→ **Assignment**:
Which lines of the records below contain the word "data"? Report each of them in full.

+-------+

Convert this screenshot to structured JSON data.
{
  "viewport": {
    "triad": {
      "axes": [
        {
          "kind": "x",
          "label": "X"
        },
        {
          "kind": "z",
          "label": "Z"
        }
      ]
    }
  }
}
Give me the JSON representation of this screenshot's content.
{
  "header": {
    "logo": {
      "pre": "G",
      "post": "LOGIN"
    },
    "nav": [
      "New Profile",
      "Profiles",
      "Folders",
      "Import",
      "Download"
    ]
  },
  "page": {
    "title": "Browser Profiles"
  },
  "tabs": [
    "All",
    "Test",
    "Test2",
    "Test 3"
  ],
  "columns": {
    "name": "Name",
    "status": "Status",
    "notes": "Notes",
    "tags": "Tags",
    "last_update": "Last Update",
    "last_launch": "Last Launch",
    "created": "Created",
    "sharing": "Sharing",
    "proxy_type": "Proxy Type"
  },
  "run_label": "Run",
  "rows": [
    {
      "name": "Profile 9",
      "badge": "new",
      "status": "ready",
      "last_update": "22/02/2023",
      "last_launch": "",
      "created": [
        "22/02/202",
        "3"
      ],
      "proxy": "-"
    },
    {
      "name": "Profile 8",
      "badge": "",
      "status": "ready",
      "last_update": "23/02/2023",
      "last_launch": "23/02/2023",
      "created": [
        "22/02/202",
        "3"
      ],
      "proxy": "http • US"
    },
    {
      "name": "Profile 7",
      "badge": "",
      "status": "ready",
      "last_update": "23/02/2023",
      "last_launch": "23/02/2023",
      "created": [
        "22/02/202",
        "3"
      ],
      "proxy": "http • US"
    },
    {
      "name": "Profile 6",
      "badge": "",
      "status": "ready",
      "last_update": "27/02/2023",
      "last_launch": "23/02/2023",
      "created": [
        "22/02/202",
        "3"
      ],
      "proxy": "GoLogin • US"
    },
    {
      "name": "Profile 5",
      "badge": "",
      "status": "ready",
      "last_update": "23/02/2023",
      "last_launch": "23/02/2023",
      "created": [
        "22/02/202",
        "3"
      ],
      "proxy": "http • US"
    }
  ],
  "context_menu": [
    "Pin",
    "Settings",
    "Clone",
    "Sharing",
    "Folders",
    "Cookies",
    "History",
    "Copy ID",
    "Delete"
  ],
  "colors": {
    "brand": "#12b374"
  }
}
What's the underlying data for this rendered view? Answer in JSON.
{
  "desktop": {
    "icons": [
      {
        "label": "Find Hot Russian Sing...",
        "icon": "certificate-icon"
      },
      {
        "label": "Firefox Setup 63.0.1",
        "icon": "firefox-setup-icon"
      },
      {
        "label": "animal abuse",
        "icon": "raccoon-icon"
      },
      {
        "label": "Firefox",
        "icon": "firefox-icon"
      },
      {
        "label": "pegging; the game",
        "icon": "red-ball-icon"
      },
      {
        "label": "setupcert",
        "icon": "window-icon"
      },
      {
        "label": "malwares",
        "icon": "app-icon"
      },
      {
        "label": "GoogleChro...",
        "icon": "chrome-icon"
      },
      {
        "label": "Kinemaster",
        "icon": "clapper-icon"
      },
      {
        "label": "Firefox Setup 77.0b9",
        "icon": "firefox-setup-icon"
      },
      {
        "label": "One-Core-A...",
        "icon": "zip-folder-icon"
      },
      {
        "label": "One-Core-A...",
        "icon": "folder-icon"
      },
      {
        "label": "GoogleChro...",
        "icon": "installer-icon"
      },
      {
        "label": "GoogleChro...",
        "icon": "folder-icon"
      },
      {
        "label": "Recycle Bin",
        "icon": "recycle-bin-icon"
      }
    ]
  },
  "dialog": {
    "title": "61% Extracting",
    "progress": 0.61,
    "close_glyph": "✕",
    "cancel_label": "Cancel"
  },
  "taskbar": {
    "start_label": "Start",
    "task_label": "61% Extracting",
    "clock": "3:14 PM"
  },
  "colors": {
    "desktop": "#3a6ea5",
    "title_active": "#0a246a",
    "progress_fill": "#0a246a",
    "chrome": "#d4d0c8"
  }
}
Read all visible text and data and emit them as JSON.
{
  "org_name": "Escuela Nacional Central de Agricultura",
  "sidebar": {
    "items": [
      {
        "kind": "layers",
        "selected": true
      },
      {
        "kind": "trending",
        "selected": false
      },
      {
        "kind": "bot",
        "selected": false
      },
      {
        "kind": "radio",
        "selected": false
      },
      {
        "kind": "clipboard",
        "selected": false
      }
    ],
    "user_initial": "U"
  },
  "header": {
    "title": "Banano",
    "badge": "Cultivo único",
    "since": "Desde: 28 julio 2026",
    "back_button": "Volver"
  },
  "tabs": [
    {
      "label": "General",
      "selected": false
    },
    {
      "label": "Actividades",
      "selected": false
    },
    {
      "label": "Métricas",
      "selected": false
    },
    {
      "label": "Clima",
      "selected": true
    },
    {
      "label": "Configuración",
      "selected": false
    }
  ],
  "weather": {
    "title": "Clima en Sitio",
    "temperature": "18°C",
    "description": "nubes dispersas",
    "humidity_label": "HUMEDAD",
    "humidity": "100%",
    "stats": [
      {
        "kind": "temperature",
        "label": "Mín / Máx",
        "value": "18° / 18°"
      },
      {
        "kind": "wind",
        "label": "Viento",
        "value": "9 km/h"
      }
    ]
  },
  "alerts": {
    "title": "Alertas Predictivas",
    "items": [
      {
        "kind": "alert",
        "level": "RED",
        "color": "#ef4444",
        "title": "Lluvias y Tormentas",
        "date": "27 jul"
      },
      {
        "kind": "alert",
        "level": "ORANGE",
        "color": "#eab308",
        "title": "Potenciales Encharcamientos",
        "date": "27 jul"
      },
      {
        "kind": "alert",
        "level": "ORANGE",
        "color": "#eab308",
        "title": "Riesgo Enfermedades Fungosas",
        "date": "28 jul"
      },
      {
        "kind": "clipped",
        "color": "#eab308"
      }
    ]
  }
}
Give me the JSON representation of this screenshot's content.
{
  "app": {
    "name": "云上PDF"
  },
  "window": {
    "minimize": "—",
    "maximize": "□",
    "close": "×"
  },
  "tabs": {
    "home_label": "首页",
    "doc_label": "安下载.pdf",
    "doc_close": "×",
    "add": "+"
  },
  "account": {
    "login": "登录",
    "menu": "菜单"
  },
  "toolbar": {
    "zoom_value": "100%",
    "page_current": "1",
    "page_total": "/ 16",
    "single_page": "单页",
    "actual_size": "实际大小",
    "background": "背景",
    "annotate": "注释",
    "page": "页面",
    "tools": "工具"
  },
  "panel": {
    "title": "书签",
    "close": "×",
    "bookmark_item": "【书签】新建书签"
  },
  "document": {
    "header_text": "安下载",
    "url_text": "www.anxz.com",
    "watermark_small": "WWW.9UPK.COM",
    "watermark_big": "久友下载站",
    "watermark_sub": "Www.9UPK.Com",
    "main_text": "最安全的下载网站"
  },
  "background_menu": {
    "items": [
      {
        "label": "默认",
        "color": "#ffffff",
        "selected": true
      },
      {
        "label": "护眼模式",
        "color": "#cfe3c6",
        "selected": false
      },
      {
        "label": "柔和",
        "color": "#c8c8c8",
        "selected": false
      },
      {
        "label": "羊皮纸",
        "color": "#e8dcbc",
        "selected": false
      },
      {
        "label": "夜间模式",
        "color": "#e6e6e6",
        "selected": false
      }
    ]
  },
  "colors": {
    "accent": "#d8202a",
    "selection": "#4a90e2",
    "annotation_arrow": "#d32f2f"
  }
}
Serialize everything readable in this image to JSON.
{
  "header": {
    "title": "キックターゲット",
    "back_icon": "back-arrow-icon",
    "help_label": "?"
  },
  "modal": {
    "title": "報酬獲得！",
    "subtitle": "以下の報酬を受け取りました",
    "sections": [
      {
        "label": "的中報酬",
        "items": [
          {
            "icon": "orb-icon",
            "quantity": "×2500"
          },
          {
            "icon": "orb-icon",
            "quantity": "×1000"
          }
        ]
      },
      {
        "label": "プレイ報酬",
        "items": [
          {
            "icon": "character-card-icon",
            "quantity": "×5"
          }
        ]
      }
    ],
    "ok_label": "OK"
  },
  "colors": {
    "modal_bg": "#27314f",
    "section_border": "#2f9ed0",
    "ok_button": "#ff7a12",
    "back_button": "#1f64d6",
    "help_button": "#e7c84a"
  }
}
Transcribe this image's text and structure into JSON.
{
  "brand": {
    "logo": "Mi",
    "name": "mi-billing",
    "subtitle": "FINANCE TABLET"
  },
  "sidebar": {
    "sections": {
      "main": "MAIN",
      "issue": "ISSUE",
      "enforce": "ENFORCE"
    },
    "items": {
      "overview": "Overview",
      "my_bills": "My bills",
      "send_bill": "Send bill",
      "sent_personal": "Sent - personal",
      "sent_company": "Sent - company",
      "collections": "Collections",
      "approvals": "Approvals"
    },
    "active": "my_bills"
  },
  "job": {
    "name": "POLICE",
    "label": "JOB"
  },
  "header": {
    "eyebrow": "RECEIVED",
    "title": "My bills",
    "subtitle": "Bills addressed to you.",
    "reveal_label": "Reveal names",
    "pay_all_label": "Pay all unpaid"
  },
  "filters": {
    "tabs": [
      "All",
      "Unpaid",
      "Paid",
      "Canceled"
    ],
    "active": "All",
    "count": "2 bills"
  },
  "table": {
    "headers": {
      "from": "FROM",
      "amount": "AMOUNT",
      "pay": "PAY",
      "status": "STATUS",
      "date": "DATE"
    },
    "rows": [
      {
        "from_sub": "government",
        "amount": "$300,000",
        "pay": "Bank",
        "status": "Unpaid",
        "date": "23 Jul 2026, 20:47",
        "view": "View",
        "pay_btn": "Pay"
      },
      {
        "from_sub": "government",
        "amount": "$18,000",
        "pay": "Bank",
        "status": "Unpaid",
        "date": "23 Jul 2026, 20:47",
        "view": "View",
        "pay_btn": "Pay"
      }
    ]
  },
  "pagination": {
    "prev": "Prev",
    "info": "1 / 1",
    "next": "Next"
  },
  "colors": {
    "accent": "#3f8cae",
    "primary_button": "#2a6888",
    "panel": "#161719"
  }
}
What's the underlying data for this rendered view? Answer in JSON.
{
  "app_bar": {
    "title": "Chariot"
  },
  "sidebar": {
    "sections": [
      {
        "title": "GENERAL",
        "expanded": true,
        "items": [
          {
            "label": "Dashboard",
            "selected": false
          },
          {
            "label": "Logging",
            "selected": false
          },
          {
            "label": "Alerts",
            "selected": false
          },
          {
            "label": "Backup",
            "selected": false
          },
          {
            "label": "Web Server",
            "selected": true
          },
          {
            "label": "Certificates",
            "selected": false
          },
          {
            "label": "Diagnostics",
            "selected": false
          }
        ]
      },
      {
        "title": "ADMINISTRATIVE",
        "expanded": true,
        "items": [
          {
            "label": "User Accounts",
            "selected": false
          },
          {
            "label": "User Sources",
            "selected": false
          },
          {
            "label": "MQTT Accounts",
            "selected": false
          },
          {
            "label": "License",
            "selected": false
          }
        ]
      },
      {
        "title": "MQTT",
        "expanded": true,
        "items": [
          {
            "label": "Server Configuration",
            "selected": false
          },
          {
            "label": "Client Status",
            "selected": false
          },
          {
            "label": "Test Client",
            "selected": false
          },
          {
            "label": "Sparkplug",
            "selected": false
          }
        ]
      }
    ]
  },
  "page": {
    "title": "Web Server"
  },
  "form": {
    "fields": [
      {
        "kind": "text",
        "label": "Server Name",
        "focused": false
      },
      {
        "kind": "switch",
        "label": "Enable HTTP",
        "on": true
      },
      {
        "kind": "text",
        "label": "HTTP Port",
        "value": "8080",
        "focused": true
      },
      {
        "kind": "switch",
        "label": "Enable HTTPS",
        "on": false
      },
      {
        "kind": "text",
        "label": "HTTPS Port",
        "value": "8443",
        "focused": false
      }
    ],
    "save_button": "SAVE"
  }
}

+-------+

→ **Output of the exercise**:
Convert this screenshot to structured JSON data.
What's the underlying data for this rendered view? Answer in JSON.
Read all visible text and data and emit them as JSON.
What's the underlying data for this rendered view? Answer in JSON.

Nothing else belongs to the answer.